● **What the exercise asks**
The entire set of lines below should be copied exactly.

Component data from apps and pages
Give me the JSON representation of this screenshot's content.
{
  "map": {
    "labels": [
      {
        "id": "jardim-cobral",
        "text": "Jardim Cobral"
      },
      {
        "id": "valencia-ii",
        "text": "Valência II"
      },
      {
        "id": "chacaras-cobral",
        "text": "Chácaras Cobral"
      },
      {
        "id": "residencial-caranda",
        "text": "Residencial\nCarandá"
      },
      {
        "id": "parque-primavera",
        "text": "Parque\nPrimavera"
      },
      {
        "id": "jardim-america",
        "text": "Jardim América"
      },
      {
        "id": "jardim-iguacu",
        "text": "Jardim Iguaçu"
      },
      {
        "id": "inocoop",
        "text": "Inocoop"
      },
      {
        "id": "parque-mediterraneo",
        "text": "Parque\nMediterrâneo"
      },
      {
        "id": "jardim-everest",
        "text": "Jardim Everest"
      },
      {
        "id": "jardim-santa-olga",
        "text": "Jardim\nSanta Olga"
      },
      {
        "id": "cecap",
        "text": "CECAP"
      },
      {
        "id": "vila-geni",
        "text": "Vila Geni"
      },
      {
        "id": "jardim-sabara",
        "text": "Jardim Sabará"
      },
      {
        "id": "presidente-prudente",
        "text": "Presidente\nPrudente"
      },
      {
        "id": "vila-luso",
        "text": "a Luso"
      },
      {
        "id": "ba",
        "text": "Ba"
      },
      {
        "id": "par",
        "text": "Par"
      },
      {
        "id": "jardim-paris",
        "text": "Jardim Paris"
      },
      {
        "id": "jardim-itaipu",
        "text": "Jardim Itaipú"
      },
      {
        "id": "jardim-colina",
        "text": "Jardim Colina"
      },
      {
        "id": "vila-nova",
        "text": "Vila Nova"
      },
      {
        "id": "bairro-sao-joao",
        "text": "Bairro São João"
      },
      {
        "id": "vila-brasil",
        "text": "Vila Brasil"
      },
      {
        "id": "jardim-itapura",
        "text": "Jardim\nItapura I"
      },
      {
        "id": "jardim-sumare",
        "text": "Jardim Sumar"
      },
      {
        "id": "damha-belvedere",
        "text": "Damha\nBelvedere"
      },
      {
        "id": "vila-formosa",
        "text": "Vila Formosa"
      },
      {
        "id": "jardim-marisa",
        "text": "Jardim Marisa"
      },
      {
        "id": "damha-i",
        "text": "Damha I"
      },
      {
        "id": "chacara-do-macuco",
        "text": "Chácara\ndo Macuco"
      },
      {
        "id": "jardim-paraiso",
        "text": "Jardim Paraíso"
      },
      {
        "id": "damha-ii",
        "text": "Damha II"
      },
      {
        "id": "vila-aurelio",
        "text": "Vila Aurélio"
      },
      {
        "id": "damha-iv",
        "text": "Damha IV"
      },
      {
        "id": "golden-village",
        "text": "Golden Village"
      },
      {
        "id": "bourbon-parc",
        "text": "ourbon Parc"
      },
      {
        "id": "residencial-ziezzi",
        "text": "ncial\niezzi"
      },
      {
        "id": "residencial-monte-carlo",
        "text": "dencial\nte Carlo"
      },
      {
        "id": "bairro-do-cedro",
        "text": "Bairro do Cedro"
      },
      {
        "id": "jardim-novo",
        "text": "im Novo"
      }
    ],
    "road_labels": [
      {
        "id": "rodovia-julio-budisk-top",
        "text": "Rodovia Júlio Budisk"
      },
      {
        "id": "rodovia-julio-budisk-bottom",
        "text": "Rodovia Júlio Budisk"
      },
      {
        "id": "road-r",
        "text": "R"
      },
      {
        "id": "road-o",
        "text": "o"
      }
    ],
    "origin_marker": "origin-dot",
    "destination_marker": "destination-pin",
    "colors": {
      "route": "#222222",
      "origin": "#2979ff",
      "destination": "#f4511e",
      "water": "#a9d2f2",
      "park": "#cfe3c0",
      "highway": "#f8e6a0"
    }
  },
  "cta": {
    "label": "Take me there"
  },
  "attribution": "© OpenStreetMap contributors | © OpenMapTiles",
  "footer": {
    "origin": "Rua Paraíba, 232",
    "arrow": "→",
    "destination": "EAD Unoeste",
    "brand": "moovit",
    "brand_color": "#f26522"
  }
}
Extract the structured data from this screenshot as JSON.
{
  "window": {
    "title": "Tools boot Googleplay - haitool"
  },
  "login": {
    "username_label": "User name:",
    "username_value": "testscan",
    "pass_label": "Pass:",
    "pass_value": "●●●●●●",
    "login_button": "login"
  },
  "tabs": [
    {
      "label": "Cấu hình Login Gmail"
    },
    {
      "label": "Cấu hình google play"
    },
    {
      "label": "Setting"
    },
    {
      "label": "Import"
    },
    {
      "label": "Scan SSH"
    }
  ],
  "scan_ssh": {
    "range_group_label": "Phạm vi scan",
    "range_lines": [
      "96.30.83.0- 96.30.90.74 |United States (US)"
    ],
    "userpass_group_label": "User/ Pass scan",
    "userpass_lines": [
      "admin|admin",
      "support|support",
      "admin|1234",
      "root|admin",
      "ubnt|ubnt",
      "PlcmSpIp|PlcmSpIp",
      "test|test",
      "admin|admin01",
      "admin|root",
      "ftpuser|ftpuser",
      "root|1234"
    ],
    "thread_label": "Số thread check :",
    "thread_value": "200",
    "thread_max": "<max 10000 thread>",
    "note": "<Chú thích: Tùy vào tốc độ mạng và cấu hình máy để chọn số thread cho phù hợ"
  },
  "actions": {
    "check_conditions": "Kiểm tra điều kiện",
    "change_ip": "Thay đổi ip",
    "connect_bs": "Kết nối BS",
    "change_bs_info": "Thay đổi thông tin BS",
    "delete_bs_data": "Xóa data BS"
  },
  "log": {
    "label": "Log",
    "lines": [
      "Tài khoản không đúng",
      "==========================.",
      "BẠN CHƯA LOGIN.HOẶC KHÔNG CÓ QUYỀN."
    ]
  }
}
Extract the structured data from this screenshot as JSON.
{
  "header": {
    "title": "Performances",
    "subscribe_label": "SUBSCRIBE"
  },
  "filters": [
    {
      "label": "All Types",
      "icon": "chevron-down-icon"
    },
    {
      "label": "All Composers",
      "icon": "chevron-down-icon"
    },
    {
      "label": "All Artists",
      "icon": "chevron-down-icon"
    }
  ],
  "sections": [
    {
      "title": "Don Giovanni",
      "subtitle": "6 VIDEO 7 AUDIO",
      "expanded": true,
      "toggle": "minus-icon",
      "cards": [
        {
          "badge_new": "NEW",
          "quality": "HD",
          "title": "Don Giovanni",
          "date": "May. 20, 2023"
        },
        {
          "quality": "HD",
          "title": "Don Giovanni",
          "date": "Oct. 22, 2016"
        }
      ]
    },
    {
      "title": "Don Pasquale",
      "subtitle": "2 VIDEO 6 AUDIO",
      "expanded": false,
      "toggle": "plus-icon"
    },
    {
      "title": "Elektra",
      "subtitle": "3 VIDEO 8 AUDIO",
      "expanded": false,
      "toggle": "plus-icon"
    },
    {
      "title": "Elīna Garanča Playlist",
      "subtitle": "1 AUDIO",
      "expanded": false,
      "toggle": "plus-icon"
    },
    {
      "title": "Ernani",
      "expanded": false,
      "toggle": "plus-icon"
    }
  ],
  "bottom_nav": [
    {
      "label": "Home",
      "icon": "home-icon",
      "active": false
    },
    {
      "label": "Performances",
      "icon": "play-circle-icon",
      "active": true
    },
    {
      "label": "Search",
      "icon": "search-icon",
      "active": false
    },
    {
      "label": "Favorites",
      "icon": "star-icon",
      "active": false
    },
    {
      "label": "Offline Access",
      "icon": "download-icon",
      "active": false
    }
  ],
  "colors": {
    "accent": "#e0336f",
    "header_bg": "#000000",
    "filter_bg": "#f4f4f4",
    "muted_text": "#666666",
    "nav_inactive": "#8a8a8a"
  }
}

● **Task answer**
Give me the JSON representation of this screenshot's content.
{
  "map": {
    "labels": [
      {
        "id": "jardim-cobral",
        "text": "Jardim Cobral"
      },
      {
        "id": "valencia-ii",
        "text": "Valência II"
      },
      {
        "id": "chacaras-cobral",
        "text": "Chácaras Cobral"
      },
      {
        "id": "residencial-caranda",
        "text": "Residencial\nCarandá"
      },
      {
        "id": "parque-primavera",
        "text": "Parque\nPrimavera"
      },
      {
        "id": "jardim-america",
        "text": "Jardim América"
      },
      {
        "id": "jardim-iguacu",
        "text": "Jardim Iguaçu"
      },
      {
        "id": "inocoop",
        "text": "Inocoop"
      },
      {
        "id": "parque-mediterraneo",
        "text": "Parque\nMediterrâneo"
      },
      {
        "id": "jardim-everest",
        "text": "Jardim Everest"
      },
      {
        "id": "jardim-santa-olga",
        "text": "Jardim\nSanta Olga"
      },
      {
        "id": "cecap",
        "text": "CECAP"
      },
      {
        "id": "vila-geni",
        "text": "Vila Geni"
      },
      {
        "id": "jardim-sabara",
        "text": "Jardim Sabará"
      },
      {
        "id": "presidente-prudente",
        "text": "Presidente\nPrudente"
      },
      {
        "id": "vila-luso",
        "text": "a Luso"
      },
      {
        "id": "ba",
        "text": "Ba"
      },
      {
        "id": "par",
        "text": "Par"
      },
      {
        "id": "jardim-paris",
        "text": "Jardim Paris"
      },
      {
        "id": "jardim-itaipu",
        "text": "Jardim Itaipú"
      },
      {
        "id": "jardim-colina",
        "text": "Jardim Colina"
      },
      {
        "id": "vila-nova",
        "text": "Vila Nova"
      },
      {
        "id": "bairro-sao-joao",
        "text": "Bairro São João"
      },
      {
        "id": "vila-brasil",
        "text": "Vila Brasil"
      },
      {
        "id": "jardim-itapura",
        "text": "Jardim\nItapura I"
      },
      {
        "id": "jardim-sumare",
        "text": "Jardim Sumar"
      },
      {
        "id": "damha-belvedere",
        "text": "Damha\nBelvedere"
      },
      {
        "id": "vila-formosa",
        "text": "Vila Formosa"
      },
      {
        "id": "jardim-marisa",
        "text": "Jardim Marisa"
      },
      {
        "id": "damha-i",
        "text": "Damha I"
      },
      {
        "id": "chacara-do-macuco",
        "text": "Chácara\ndo Macuco"
      },
      {
        "id": "jardim-paraiso",
        "text": "Jardim Paraíso"
      },
      {
        "id": "damha-ii",
        "text": "Damha II"
      },
      {
        "id": "vila-aurelio",
        "text": "Vila Aurélio"
      },
      {
        "id": "damha-iv",
        "text": "Damha IV"
      },
      {
        "id": "golden-village",
        "text": "Golden Village"
      },
      {
        "id": "bourbon-parc",
        "text": "ourbon Parc"
      },
      {
        "id": "residencial-ziezzi",
        "text": "ncial\niezzi"
      },
      {
        "id": "residencial-monte-carlo",
        "text": "dencial\nte Carlo"
      },
      {
        "id": "bairro-do-cedro",
        "text": "Bairro do Cedro"
      },
      {
        "id": "jardim-novo",
        "text": "im Novo"
      }
    ],
    "road_labels": [
      {
        "id": "rodovia-julio-budisk-top",
        "text": "Rodovia Júlio Budisk"
      },
      {
        "id": "rodovia-julio-budisk-bottom",
        "text": "Rodovia Júlio Budisk"
      },
      {
        "id": "road-r",
        "text": "R"
      },
      {
        "id": "road-o",
        "text": "o"
      }
    ],
    "origin_marker": "origin-dot",
    "destination_marker": "destination-pin",
    "colors": {
      "route": "#222222",
      "origin": "#2979ff",
      "destination": "#f4511e",
      "water": "#a9d2f2",
      "park": "#cfe3c0",
      "highway": "#f8e6a0"
    }
  },
  "cta": {
    "label": "Take me there"
  },
  "attribution": "© OpenStreetMap contributors | © OpenMapTiles",
  "footer": {
    "origin": "Rua Paraíba, 232",
    "arrow": "→",
    "destination": "EAD Unoeste",
    "brand": "moovit",
    "brand_color": "#f26522"
  }
}
Extract the structured data from this screenshot as JSON.
{
  "window": {
    "title": "Tools boot Googleplay - haitool"
  },
  "login": {
    "username_label": "User name:",
    "username_value": "testscan",
    "pass_label": "Pass:",
    "pass_value": "●●●●●●",
    "login_button": "login"
  },
  "tabs": [
    {
      "label": "Cấu hình Login Gmail"
    },
    {
      "label": "Cấu hình google play"
    },
    {
      "label": "Setting"
    },
    {
      "label": "Import"
    },
    {
      "label": "Scan SSH"
    }
  ],
  "scan_ssh": {
    "range_group_label": "Phạm vi scan",
    "range_lines": [
      "96.30.83.0- 96.30.90.74 |United States (US)"
    ],
    "userpass_group_label": "User/ Pass scan",
    "userpass_lines": [
      "admin|admin",
      "support|support",
      "admin|1234",
      "root|admin",
      "ubnt|ubnt",
      "PlcmSpIp|PlcmSpIp",
      "test|test",
      "admin|admin01",
      "admin|root",
      "ftpuser|ftpuser",
      "root|1234"
    ],
    "thread_label": "Số thread check :",
    "thread_value": "200",
    "thread_max": "<max 10000 thread>",
    "note": "<Chú thích: Tùy vào tốc độ mạng và cấu hình máy để chọn số thread cho phù hợ"
  },
  "actions": {
    "check_conditions": "Kiểm tra điều kiện",
    "change_ip": "Thay đổi ip",
    "connect_bs": "Kết nối BS",
    "change_bs_info": "Thay đổi thông tin BS",
    "delete_bs_data": "Xóa data BS"
  },
  "log": {
    "label": "Log",
    "lines": [
      "Tài khoản không đúng",
      "==========================.",
      "BẠN CHƯA LOGIN.HOẶC KHÔNG CÓ QUYỀN."
    ]
  }
}
Extract the structured data from this screenshot as JSON.
{
  "header": {
    "title": "Performances",
    "subscribe_label": "SUBSCRIBE"
  },
  "filters": [
    {
      "label": "All Types",
      "icon": "chevron-down-icon"
    },
    {
      "label": "All Composers",
      "icon": "chevron-down-icon"
    },
    {
      "label": "All Artists",
      "icon": "chevron-down-icon"
    }
  ],
  "sections": [
    {
      "title": "Don Giovanni",
      "subtitle": "6 VIDEO 7 AUDIO",
      "expanded": true,
      "toggle": "minus-icon",
      "cards": [
        {
          "badge_new": "NEW",
          "quality": "HD",
          "title": "Don Giovanni",
          "date": "May. 20, 2023"
        },
        {
          "quality": "HD",
          "title": "Don Giovanni",
          "date": "Oct. 22, 2016"
        }
      ]
    },
    {
      "title": "Don Pasquale",
      "subtitle": "2 VIDEO 6 AUDIO",
      "expanded": false,
      "toggle": "plus-icon"
    },
    {
      "title": "Elektra",
      "subtitle": "3 VIDEO 8 AUDIO",
      "expanded": false,
      "toggle": "plus-icon"
    },
    {
      "title": "Elīna Garanča Playlist",
      "subtitle": "1 AUDIO",
      "expanded": false,
      "toggle": "plus-icon"
    },
    {
      "title": "Ernani",
      "expanded": false,
      "toggle": "plus-icon"
    }
  ],
  "bottom_nav": [
    {
      "label": "Home",
      "icon": "home-icon",
      "active": false
    },
    {
      "label": "Performances",
      "icon": "play-circle-icon",
      "active": true
    },
    {
      "label": "Search",
      "icon": "search-icon",
      "active": false
    },
    {
      "label": "Favorites",
      "icon": "star-icon",
      "active": false
    },
    {
      "label": "Offline Access",
      "icon": "download-icon",
      "active": false
    }
  ],
  "colors": {
    "accent": "#e0336f",
    "header_bg": "#000000",
    "filter_bg": "#f4f4f4",
    "muted_text": "#666666",
    "nav_inactive": "#8a8a8a"
  }
}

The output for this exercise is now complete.